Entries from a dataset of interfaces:
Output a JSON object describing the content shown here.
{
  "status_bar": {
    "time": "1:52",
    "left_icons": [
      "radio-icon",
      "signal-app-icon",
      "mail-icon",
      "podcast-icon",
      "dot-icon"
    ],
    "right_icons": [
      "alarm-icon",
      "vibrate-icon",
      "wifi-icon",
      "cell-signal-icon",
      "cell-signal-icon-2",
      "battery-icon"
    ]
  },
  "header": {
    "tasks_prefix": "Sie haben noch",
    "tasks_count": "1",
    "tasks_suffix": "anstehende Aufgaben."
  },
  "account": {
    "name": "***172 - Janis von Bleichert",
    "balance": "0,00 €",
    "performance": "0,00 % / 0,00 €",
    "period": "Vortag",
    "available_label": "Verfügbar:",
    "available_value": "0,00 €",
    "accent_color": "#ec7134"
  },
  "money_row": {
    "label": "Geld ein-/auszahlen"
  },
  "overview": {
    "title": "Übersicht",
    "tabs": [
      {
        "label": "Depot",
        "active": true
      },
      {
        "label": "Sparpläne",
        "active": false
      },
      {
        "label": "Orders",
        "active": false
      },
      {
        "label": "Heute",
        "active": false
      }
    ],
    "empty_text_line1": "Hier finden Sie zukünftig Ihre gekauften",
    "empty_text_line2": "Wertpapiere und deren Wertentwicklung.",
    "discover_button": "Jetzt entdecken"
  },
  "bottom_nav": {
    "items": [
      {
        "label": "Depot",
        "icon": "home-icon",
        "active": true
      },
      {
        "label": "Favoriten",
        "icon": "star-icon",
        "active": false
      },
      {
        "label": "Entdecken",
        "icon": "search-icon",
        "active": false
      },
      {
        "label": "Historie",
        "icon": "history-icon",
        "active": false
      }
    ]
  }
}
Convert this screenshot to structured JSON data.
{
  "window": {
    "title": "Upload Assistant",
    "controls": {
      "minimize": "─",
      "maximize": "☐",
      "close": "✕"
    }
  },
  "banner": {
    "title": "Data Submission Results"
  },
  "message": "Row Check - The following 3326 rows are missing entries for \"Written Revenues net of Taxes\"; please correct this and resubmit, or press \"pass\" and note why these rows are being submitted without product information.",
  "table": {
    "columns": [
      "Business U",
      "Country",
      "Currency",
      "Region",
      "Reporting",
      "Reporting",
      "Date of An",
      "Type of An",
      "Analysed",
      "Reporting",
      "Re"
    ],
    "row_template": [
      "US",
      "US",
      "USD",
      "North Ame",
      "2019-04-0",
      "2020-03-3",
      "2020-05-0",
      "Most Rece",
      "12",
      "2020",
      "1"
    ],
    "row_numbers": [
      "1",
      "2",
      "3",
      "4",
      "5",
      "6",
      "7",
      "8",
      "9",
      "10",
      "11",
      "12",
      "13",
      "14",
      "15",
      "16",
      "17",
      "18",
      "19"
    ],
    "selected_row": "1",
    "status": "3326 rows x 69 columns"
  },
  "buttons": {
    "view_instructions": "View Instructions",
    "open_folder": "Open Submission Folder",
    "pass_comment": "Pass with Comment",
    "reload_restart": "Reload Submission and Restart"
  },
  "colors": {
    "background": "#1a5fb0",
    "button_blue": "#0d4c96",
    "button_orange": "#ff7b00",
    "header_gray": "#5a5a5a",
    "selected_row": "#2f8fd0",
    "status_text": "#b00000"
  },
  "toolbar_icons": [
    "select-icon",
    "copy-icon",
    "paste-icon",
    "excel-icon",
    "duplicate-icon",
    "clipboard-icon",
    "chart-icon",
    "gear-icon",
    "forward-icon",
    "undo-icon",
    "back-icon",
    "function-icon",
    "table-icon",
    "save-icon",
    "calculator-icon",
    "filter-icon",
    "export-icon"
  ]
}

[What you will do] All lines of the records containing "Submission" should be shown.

[Output for this task]
    "title": "Data Submission Results"
    "open_folder": "Open Submission Folder",
    "reload_restart": "Reload Submission and Restart"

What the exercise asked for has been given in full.